The weight functions for glycated proteins had maximum values on the days just before the measurement of glycated proteins

There is absolutely no ambiguity: the weight of the last samples, just before the measurement, is highest, and counts for most. I could also re-quote your second article and show the same thing again, but why, since I already did it 3 posts above?

I am not trying to be rude, I promise—but your explanation has nothing to do with what your articles are writing. It is neither here nor there, and contradicts your own articles.

Science is not like Comparative Literature. There are, in general, no two ways to read an equation: this is what we are talking about here. Your two articles and @Eric’s two articles all say the same thing: it is the later part of the 3-month measurement period that counts for most. It is impossible to read 4 articles that all say the same thing, and then argue that they are saying the opposite :slight_smile:

So please, before arguing again against the very conclusion of your articles, have a good look and read them again. In particular, read the sections I quoted: it is impossible for anyone accustomed to reading scientific literature to make a mistake in this case. These sections make it crystal clear :slight_smile: Let’s remember that thousands of PWDs read these threads. We cannot lightly spread misinformation: we can cause serious consequences if we cause people to mistreat because of what we post.

[EDIT] I am complaining about these articles, but I really like the fact that you are sharing a bunch of them though! Data = better treatment for all of us :slight_smile:


@Eric, very cool, I had never realized that!


I posted about it months ago, but I think you were in a non-internet area of the world at the time! :grinning:

If you search FUD for posts by Eric that contain “reticulocyte” it should be easy to find! I don’t use that word too much!


Wait, is that your interpretation of figure 4 in that paper? You read it as a timeline of the last 120 days?

It does use math, but from looking briefly at it I doubt whether it qualifies as complex math.


For those who are interested, but don’t have access to the paper: Semantic Scholar has the images.
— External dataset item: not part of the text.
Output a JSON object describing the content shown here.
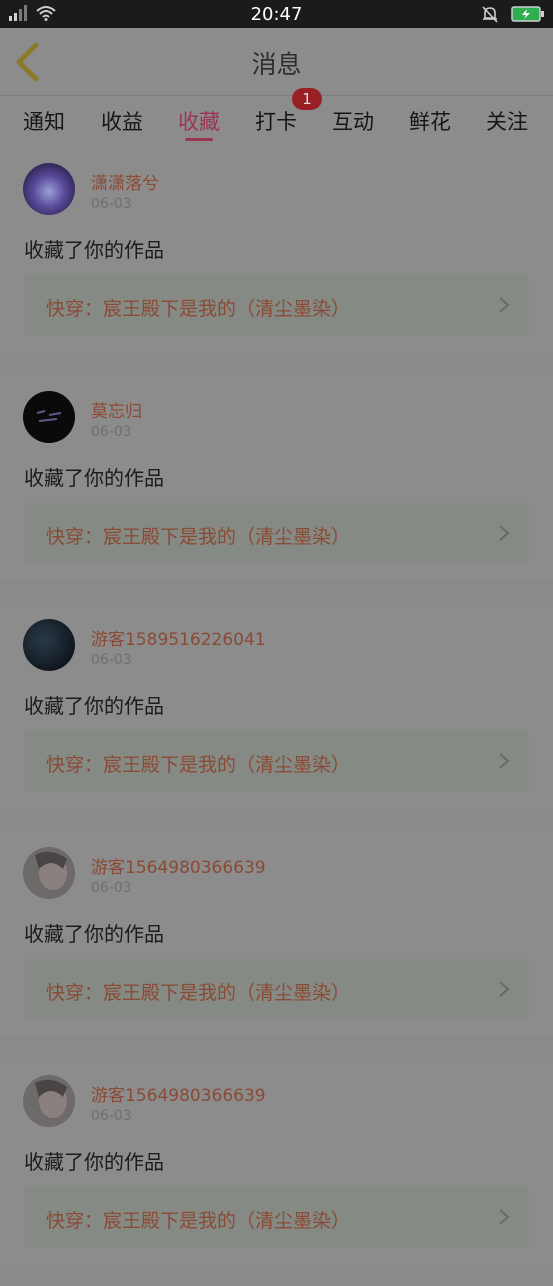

Figure 4 is the relevant image here. On the x-axis we have days since the change in average glucose and on the y-axis the ratio of observed change in HbA1c to the expected change in HbA1c after 120 days, provided that the conditions remain constant. As you can see, 30 days after the change in average BG, you have reached 50% of the expected difference in A1c after 120 days. Thus I have to disagree with the idea that the last 30 days only account for 5% of your A1c.


@Boerenkool, to make sure I am getting it right, since we don’t have access to the whole paper but just the summary and the graphs, is this what you understand for the first point, for instance:
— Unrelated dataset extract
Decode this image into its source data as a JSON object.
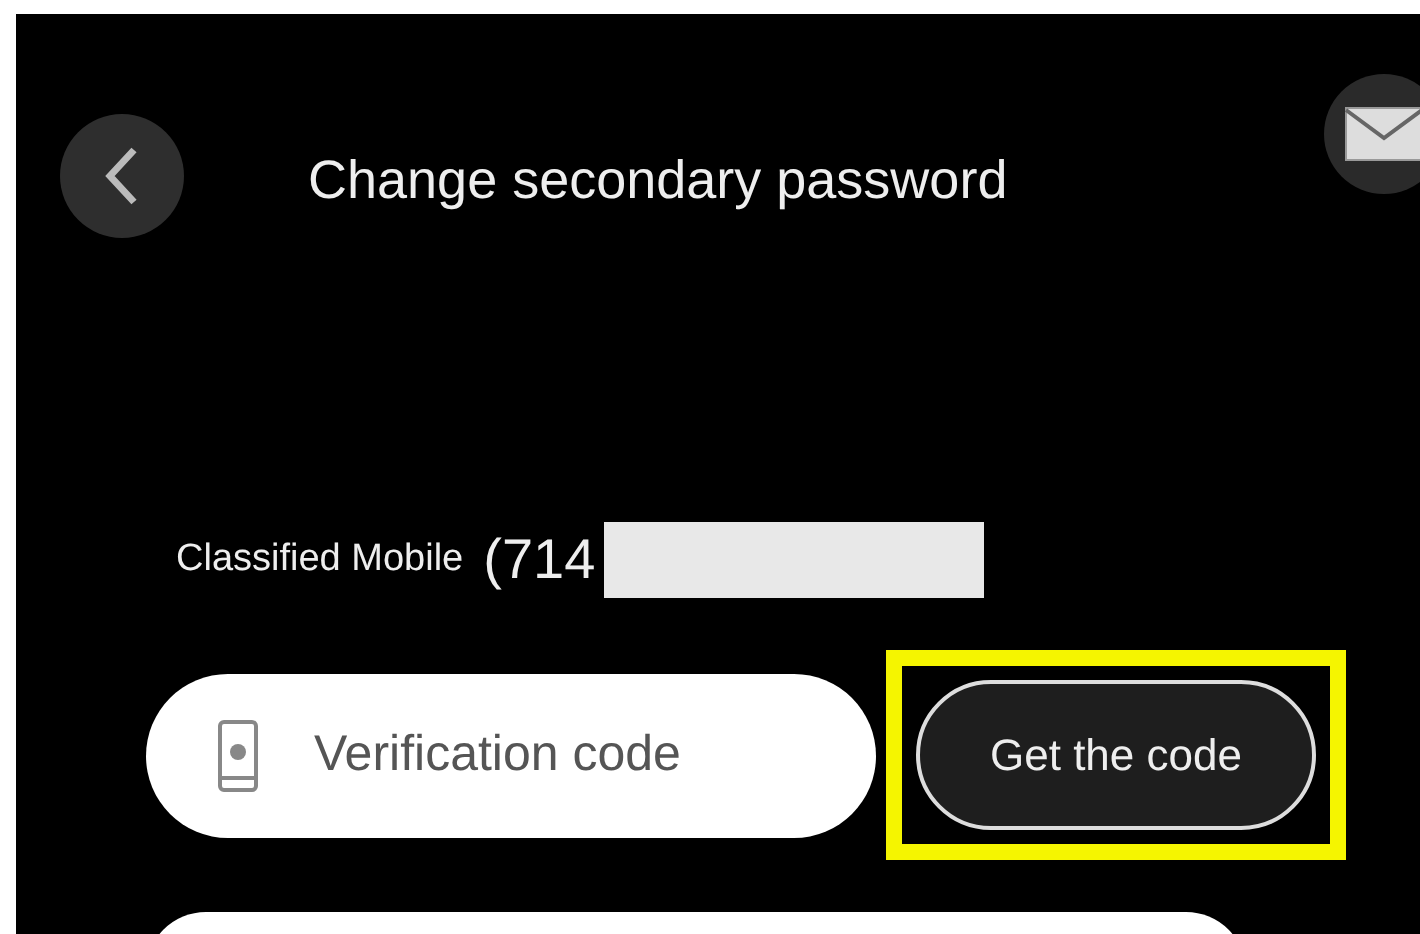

  • if you make a change of BG, then wait 30 days to an A1c, the (short term) A1c you get already reflects 50% (roughly) of what the final A1c for the new BG would be, 120 days after the change?
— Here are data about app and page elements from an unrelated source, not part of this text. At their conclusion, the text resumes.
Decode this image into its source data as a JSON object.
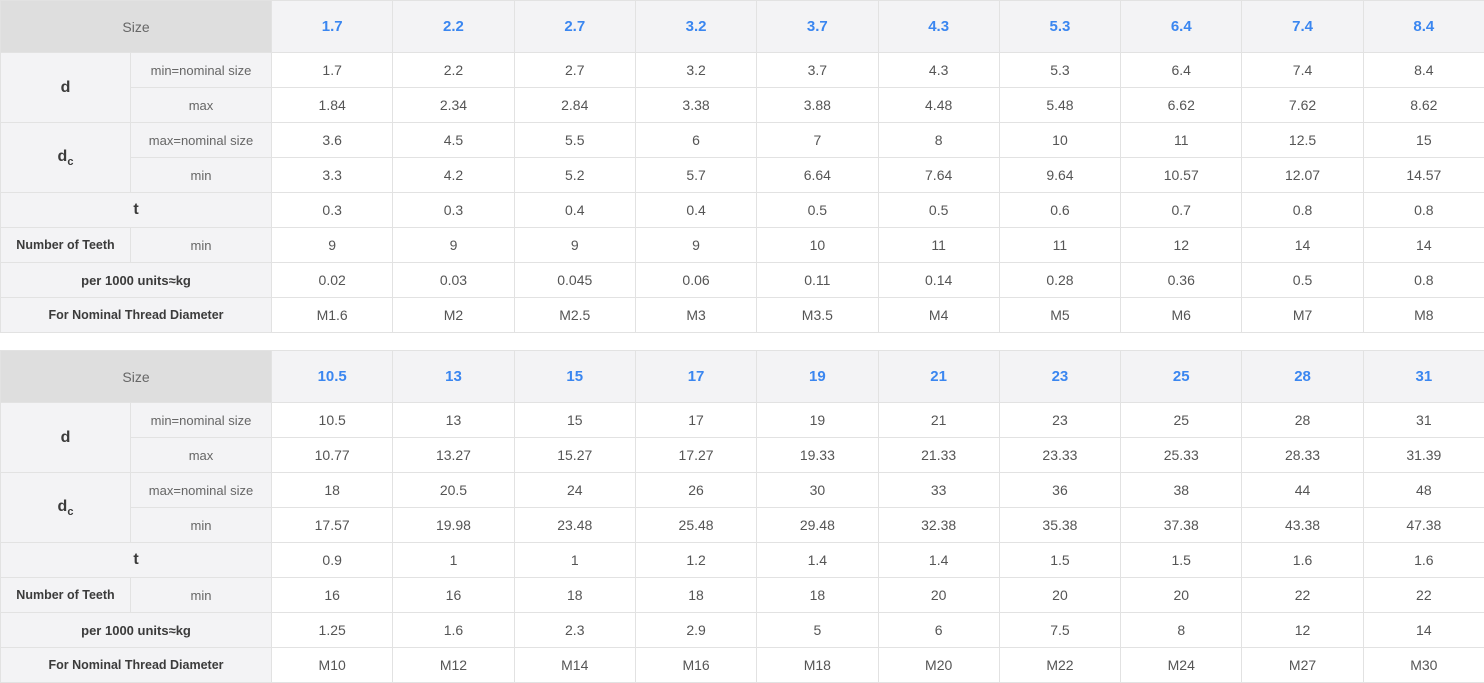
{
  "tables": [
    {
      "size_label": "Size",
      "sizes": [
        "1.7",
        "2.2",
        "2.7",
        "3.2",
        "3.7",
        "4.3",
        "5.3",
        "6.4",
        "7.4",
        "8.4"
      ],
      "d": {
        "label": "d",
        "min_label": "min=nominal size",
        "min": [
          "1.7",
          "2.2",
          "2.7",
          "3.2",
          "3.7",
          "4.3",
          "5.3",
          "6.4",
          "7.4",
          "8.4"
        ],
        "max_label": "max",
        "max": [
          "1.84",
          "2.34",
          "2.84",
          "3.38",
          "3.88",
          "4.48",
          "5.48",
          "6.62",
          "7.62",
          "8.62"
        ]
      },
      "dc": {
        "label": "d",
        "label_sub": "c",
        "max_label": "max=nominal size",
        "max": [
          "3.6",
          "4.5",
          "5.5",
          "6",
          "7",
          "8",
          "10",
          "11",
          "12.5",
          "15"
        ],
        "min_label": "min",
        "min": [
          "3.3",
          "4.2",
          "5.2",
          "5.7",
          "6.64",
          "7.64",
          "9.64",
          "10.57",
          "12.07",
          "14.57"
        ]
      },
      "t": {
        "label": "t",
        "values": [
          "0.3",
          "0.3",
          "0.4",
          "0.4",
          "0.5",
          "0.5",
          "0.6",
          "0.7",
          "0.8",
          "0.8"
        ]
      },
      "teeth": {
        "label": "Number of Teeth",
        "sub_label": "min",
        "values": [
          "9",
          "9",
          "9",
          "9",
          "10",
          "11",
          "11",
          "12",
          "14",
          "14"
        ]
      },
      "weight": {
        "label": "per 1000 units≈kg",
        "values": [
          "0.02",
          "0.03",
          "0.045",
          "0.06",
          "0.11",
          "0.14",
          "0.28",
          "0.36",
          "0.5",
          "0.8"
        ]
      },
      "thread": {
        "label": "For Nominal Thread Diameter",
        "values": [
          "M1.6",
          "M2",
          "M2.5",
          "M3",
          "M3.5",
          "M4",
          "M5",
          "M6",
          "M7",
          "M8"
        ]
      }
    },
    {
      "size_label": "Size",
      "sizes": [
        "10.5",
        "13",
        "15",
        "17",
        "19",
        "21",
        "23",
        "25",
        "28",
        "31"
      ],
      "d": {
        "label": "d",
        "min_label": "min=nominal size",
        "min": [
          "10.5",
          "13",
          "15",
          "17",
          "19",
          "21",
          "23",
          "25",
          "28",
          "31"
        ],
        "max_label": "max",
        "max": [
          "10.77",
          "13.27",
          "15.27",
          "17.27",
          "19.33",
          "21.33",
          "23.33",
          "25.33",
          "28.33",
          "31.39"
        ]
      },
      "dc": {
        "label": "d",
        "label_sub": "c",
        "max_label": "max=nominal size",
        "max": [
          "18",
          "20.5",
          "24",
          "26",
          "30",
          "33",
          "36",
          "38",
          "44",
          "48"
        ],
        "min_label": "min",
        "min": [
          "17.57",
          "19.98",
          "23.48",
          "25.48",
          "29.48",
          "32.38",
          "35.38",
          "37.38",
          "43.38",
          "47.38"
        ]
      },
      "t": {
        "label": "t",
        "values": [
          "0.9",
          "1",
          "1",
          "1.2",
          "1.4",
          "1.4",
          "1.5",
          "1.5",
          "1.6",
          "1.6"
        ]
      },
      "teeth": {
        "label": "Number of Teeth",
        "sub_label": "min",
        "values": [
          "16",
          "16",
          "18",
          "18",
          "18",
          "20",
          "20",
          "20",
          "22",
          "22"
        ]
      },
      "weight": {
        "label": "per 1000 units≈kg",
        "values": [
          "1.25",
          "1.6",
          "2.3",
          "2.9",
          "5",
          "6",
          "7.5",
          "8",
          "12",
          "14"
        ]
      },
      "thread": {
        "label": "For Nominal Thread Diameter",
        "values": [
          "M10",
          "M12",
          "M14",
          "M16",
          "M18",
          "M20",
          "M22",
          "M24",
          "M27",
          "M30"
        ]
      }
    }
  ]
}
That is what I understood and that is also what I read in your comment.

In that case, what this would say is that, if you have a change of (average) BG 30 days before the end of your A1c interval, your actual A1c after these 30 days will be reflective of 50% of the change to what it would be if you stayed at that level for another 90 days, then measured the A1c.

This is largely equivalent to saying that the last 30 days of an A1c measurement are about 50% weighted (instead of 25%)—again, saying the same thing as the other 4 articles mentioned in this thread, but this time with a quantitative analysis.


Exactly, if a step change of average BG is introduced at t=0 and kept constant, then the observed difference in A1c at t=30 reflects 50% of the predicted difference in A1c at t=120.

Right, in that case your A1c at the end of your A1c interval will be reflective of 50% of the change in A1c between 30 days before the end of the interval and 90 days after the end.

Higher average eAG, lower A1C?